Segment Start: Material for this exercise

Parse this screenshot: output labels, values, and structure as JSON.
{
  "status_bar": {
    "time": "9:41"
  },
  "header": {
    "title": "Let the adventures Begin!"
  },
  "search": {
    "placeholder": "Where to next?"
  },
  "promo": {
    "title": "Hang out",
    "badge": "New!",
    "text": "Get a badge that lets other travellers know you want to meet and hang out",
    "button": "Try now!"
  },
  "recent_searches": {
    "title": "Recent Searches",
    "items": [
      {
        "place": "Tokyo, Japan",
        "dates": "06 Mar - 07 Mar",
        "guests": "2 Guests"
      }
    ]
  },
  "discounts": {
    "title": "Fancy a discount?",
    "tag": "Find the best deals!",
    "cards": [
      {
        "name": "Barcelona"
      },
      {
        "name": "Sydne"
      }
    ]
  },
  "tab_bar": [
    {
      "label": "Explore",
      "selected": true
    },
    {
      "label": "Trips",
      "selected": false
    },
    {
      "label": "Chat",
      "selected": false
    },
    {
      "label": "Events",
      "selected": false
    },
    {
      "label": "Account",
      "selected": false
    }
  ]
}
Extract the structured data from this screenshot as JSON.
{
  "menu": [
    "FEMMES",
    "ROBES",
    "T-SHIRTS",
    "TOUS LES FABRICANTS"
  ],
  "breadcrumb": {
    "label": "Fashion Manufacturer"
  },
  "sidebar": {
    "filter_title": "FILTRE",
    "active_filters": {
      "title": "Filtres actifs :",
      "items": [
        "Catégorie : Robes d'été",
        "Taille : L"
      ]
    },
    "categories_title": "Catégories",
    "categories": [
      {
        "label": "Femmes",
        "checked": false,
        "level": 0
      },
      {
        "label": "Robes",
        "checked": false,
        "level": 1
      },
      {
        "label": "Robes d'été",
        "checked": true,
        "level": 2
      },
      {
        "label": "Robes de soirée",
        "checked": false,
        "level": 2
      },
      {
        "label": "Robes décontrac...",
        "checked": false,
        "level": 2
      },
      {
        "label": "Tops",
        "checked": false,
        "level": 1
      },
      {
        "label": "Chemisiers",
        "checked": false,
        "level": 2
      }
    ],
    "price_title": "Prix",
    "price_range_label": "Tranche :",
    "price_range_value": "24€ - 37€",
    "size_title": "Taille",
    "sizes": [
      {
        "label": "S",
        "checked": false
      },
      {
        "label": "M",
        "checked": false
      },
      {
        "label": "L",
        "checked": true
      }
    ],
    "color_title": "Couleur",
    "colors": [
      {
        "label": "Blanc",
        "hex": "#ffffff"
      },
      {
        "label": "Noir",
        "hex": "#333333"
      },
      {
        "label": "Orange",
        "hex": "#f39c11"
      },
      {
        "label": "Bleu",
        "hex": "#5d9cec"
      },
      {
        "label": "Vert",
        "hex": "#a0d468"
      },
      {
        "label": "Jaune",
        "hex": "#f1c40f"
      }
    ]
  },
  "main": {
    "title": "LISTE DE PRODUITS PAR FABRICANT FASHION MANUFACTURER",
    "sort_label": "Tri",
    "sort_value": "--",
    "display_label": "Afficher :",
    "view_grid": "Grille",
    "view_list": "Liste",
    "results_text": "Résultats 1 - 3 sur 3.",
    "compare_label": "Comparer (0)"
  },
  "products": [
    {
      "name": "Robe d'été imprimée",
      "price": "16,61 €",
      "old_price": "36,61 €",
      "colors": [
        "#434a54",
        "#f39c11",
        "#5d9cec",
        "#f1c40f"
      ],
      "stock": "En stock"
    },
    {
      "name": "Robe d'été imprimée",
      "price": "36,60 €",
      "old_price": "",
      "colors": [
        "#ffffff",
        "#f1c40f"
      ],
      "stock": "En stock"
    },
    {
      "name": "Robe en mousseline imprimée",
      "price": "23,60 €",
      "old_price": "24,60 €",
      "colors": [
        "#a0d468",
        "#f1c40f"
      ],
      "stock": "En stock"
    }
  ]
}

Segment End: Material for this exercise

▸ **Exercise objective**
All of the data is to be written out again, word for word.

▸ **Response to this exercise**
Parse this screenshot: output labels, values, and structure as JSON.
{
  "status_bar": {
    "time": "9:41"
  },
  "header": {
    "title": "Let the adventures Begin!"
  },
  "search": {
    "placeholder": "Where to next?"
  },
  "promo": {
    "title": "Hang out",
    "badge": "New!",
    "text": "Get a badge that lets other travellers know you want to meet and hang out",
    "button": "Try now!"
  },
  "recent_searches": {
    "title": "Recent Searches",
    "items": [
      {
        "place": "Tokyo, Japan",
        "dates": "06 Mar - 07 Mar",
        "guests": "2 Guests"
      }
    ]
  },
  "discounts": {
    "title": "Fancy a discount?",
    "tag": "Find the best deals!",
    "cards": [
      {
        "name": "Barcelona"
      },
      {
        "name": "Sydne"
      }
    ]
  },
  "tab_bar": [
    {
      "label": "Explore",
      "selected": true
    },
    {
      "label": "Trips",
      "selected": false
    },
    {
      "label": "Chat",
      "selected": false
    },
    {
      "label": "Events",
      "selected": false
    },
    {
      "label": "Account",
      "selected": false
    }
  ]
}
Extract the structured data from this screenshot as JSON.
{
  "menu": [
    "FEMMES",
    "ROBES",
    "T-SHIRTS",
    "TOUS LES FABRICANTS"
  ],
  "breadcrumb": {
    "label": "Fashion Manufacturer"
  },
  "sidebar": {
    "filter_title": "FILTRE",
    "active_filters": {
      "title": "Filtres actifs :",
      "items": [
        "Catégorie : Robes d'été",
        "Taille : L"
      ]
    },
    "categories_title": "Catégories",
    "categories": [
      {
        "label": "Femmes",
        "checked": false,
        "level": 0
      },
      {
        "label": "Robes",
        "checked": false,
        "level": 1
      },
      {
        "label": "Robes d'été",
        "checked": true,
        "level": 2
      },
      {
        "label": "Robes de soirée",
        "checked": false,
        "level": 2
      },
      {
        "label": "Robes décontrac...",
        "checked": false,
        "level": 2
      },
      {
        "label": "Tops",
        "checked": false,
        "level": 1
      },
      {
        "label": "Chemisiers",
        "checked": false,
        "level": 2
      }
    ],
    "price_title": "Prix",
    "price_range_label": "Tranche :",
    "price_range_value": "24€ - 37€",
    "size_title": "Taille",
    "sizes": [
      {
        "label": "S",
        "checked": false
      },
      {
        "label": "M",
        "checked": false
      },
      {
        "label": "L",
        "checked": true
      }
    ],
    "color_title": "Couleur",
    "colors": [
      {
        "label": "Blanc",
        "hex": "#ffffff"
      },
      {
        "label": "Noir",
        "hex": "#333333"
      },
      {
        "label": "Orange",
        "hex": "#f39c11"
      },
      {
        "label": "Bleu",
        "hex": "#5d9cec"
      },
      {
        "label": "Vert",
        "hex": "#a0d468"
      },
      {
        "label": "Jaune",
        "hex": "#f1c40f"
      }
    ]
  },
  "main": {
    "title": "LISTE DE PRODUITS PAR FABRICANT FASHION MANUFACTURER",
    "sort_label": "Tri",
    "sort_value": "--",
    "display_label": "Afficher :",
    "view_grid": "Grille",
    "view_list": "Liste",
    "results_text": "Résultats 1 - 3 sur 3.",
    "compare_label": "Comparer (0)"
  },
  "products": [
    {
      "name": "Robe d'été imprimée",
      "price": "16,61 €",
      "old_price": "36,61 €",
      "colors": [
        "#434a54",
        "#f39c11",
        "#5d9cec",
        "#f1c40f"
      ],
      "stock": "En stock"
    },
    {
      "name": "Robe d'été imprimée",
      "price": "36,60 €",
      "old_price": "",
      "colors": [
        "#ffffff",
        "#f1c40f"
      ],
      "stock": "En stock"
    },
    {
      "name": "Robe en mousseline imprimée",
      "price": "23,60 €",
      "old_price": "24,60 €",
      "colors": [
        "#a0d468",
        "#f1c40f"
      ],
      "stock": "En stock"
    }
  ]
}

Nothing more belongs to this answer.